Charterers’ main argument was that discharge and delivery are different concepts (see the "BREMEN MAX", a case that was also decided by Teare J) and that the Owners had been instructed to discharge the cargo to Sea-Road, who were acting as Owners agents for this purpose, and that Sea-Road were to deliver the cargo against presentation of a bill of lading later. As such the letters of indemnity were not triggered by mere discharge of the cargo to Owners agents because this did not amount to delivery to Xiamen. However, the Court found on the facts that Sea-Road were acting as agents of Xiamen, and because Owners had been ordered to deliver the cargo to Sea-Road the letters of indemnity were triggered: Oldendorff were bound by the terms of the letter that they gave to the Owners, and had a claim against SCIT Services under their letter of indemnity.

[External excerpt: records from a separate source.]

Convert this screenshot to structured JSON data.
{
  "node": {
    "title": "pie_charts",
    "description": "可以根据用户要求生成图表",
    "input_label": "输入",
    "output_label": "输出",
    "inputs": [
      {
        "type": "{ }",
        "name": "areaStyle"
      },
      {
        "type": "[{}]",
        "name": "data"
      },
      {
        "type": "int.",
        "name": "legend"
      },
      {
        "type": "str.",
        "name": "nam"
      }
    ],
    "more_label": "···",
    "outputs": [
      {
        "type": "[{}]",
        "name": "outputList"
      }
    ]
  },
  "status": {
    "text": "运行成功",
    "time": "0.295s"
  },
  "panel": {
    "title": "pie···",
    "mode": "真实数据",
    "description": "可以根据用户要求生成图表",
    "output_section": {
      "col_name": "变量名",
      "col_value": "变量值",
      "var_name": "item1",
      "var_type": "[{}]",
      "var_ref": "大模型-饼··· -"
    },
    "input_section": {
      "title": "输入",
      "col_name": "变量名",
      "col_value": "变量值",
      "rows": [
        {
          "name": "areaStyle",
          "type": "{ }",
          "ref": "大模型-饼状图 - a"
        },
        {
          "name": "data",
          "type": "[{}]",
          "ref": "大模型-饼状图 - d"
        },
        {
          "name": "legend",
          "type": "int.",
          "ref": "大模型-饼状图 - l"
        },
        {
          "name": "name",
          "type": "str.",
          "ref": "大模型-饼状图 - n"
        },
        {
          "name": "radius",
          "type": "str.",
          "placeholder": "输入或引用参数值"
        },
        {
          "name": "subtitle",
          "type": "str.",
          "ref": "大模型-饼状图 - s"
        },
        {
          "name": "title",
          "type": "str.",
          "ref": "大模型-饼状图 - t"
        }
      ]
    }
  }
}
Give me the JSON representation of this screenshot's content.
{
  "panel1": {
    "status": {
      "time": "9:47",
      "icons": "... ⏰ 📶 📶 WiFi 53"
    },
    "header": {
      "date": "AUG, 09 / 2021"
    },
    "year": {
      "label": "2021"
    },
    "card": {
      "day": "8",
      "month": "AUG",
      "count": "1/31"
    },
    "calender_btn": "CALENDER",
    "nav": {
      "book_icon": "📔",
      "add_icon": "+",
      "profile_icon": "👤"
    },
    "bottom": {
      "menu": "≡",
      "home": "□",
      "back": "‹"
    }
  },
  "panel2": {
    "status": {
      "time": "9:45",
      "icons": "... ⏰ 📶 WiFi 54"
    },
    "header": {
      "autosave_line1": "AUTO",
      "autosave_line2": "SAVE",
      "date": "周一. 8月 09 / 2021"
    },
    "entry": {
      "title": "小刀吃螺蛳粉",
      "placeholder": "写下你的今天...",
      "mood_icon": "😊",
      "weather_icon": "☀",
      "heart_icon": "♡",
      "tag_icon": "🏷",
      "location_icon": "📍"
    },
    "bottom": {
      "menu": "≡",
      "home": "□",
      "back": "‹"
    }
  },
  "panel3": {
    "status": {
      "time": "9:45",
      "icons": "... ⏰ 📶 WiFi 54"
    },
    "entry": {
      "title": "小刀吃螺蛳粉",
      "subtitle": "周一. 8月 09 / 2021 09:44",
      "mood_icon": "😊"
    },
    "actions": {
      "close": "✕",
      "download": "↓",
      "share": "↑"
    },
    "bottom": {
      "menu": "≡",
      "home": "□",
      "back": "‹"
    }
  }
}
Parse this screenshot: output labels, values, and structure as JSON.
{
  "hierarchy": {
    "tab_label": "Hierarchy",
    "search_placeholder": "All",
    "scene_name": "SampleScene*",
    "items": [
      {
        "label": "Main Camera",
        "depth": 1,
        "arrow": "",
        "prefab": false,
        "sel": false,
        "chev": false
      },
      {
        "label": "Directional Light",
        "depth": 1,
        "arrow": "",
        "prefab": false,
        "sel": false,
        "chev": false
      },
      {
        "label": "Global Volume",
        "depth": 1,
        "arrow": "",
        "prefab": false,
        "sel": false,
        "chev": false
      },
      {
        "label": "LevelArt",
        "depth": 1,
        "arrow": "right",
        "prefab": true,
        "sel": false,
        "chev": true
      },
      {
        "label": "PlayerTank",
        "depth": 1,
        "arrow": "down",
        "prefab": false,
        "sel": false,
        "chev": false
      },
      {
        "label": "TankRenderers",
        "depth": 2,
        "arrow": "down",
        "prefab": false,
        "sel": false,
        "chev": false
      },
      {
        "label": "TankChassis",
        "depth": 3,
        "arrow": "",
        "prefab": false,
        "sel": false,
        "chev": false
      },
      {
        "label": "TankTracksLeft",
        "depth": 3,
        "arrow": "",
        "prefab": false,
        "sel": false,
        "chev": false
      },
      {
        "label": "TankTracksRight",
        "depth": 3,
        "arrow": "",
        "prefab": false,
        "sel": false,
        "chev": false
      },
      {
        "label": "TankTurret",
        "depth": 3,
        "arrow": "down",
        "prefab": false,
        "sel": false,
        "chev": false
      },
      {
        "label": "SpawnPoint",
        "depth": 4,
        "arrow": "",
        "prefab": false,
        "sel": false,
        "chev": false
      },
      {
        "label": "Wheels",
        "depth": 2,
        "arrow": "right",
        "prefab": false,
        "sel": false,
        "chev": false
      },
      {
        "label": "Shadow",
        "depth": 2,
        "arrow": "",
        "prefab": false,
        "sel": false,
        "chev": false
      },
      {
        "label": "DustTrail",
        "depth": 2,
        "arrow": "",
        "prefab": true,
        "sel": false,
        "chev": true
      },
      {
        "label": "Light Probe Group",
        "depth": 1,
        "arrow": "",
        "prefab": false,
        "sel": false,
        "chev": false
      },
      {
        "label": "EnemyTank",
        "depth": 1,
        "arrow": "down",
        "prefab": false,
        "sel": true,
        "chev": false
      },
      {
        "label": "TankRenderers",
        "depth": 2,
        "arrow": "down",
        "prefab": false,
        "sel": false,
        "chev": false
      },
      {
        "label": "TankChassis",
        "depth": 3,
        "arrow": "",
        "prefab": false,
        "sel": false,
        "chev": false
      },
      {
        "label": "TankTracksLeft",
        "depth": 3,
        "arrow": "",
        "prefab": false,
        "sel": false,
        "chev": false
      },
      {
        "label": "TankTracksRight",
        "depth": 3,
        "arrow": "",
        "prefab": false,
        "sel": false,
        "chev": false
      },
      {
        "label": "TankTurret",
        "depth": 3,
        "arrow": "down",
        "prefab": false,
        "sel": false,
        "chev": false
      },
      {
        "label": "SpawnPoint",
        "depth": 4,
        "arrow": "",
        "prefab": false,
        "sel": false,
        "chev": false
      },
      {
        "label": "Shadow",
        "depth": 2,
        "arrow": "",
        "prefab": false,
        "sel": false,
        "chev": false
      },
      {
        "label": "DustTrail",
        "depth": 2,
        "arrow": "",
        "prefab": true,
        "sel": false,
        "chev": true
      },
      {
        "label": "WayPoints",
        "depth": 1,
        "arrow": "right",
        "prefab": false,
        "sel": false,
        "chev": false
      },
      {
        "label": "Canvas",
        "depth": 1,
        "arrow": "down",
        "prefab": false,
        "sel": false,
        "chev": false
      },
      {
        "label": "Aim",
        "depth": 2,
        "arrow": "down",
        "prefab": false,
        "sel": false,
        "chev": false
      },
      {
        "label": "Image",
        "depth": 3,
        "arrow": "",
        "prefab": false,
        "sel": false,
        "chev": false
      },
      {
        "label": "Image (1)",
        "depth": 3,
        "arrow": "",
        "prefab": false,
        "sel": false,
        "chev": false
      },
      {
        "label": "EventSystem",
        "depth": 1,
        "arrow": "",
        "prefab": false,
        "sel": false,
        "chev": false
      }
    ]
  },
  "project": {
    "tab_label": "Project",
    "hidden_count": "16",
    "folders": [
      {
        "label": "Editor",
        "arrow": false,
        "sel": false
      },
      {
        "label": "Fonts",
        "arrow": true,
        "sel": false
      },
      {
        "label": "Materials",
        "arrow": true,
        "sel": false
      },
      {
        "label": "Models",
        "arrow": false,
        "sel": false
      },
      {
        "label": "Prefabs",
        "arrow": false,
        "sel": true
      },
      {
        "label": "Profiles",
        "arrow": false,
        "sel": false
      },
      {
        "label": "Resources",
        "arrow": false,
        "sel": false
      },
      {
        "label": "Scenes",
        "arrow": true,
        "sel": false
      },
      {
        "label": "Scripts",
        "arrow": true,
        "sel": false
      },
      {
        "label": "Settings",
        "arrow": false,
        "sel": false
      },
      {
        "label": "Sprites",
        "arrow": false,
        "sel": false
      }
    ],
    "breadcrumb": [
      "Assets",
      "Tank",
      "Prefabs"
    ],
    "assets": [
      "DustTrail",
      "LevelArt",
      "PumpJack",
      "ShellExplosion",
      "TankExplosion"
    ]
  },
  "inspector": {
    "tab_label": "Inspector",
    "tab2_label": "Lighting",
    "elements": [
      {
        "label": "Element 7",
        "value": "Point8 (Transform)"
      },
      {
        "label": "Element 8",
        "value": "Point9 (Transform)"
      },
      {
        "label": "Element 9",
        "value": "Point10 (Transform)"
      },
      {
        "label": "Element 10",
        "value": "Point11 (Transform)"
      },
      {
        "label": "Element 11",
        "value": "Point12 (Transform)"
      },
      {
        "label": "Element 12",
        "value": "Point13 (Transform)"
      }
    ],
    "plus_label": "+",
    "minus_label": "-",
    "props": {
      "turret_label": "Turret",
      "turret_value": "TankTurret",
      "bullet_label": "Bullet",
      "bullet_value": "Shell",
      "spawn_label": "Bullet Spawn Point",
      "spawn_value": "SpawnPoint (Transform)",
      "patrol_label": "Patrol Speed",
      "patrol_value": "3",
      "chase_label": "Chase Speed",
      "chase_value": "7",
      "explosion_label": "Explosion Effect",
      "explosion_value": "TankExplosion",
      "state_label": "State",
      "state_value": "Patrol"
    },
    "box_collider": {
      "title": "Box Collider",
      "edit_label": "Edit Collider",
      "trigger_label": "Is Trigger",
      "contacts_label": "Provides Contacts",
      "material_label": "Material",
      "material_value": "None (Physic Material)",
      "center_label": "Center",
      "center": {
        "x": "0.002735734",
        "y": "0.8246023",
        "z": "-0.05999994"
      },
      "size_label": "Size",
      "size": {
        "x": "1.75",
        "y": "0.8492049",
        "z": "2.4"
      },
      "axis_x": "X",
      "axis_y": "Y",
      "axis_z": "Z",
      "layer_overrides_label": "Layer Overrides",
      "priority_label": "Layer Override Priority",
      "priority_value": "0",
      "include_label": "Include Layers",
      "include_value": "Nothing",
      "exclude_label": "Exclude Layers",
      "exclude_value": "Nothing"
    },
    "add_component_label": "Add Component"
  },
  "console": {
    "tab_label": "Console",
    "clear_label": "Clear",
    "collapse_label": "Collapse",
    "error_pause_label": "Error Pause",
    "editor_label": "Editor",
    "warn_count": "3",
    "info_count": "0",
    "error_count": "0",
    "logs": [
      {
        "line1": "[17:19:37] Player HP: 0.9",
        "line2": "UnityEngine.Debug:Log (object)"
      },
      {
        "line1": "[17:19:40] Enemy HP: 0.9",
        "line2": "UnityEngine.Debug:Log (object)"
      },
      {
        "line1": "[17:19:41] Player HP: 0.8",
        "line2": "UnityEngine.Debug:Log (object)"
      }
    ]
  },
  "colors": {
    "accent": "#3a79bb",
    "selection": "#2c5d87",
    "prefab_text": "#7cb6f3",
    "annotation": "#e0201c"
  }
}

This case is a reminder to Members of the potential pitfalls of agreeing to deliver cargo carried under a bill of lading without the production of a bill of lading. Whilst a common practice there is no P&I cover for liabilities, costs, or expenses arising from delivery in these circumstances unless otherwise determined by the Club’s Directors.

When a Member agrees to surrender possession of the cargo by discharge or delivery other than against production of the relevant bill of lading the Member no longer has “the power to compel any dealings in or with the cargo which can prevent the consignee from obtaining possession” (Tomlinson J - The Jag Ravi). As such, there is a risk of claims for misdelivery and, as this case highlights, Letters of Indemnity intended to protect the Member against the potential consequences (ie arrests) and liabilities arising from such claims (and the associated costs) are not always honoured as a Member might expect.

While the Club recommends a wording for letters of indemnity against delivery of cargo without production of bills of lading (see Steamship Mutual Circular L.141) , it is a commercial decision for the Member to make as to whether the party that issued the letter of indemnity will be both willing and able to comply with the provisions of the letter of indemnity when the consequences and liabilities might be substantial. Careful attention should also be given to the wordings of any letter of indemnity that might be offered.


Bill Kirrane, Syndicate Manager.

Article by Bill Kirrane,

Syndicate Manager (Claims)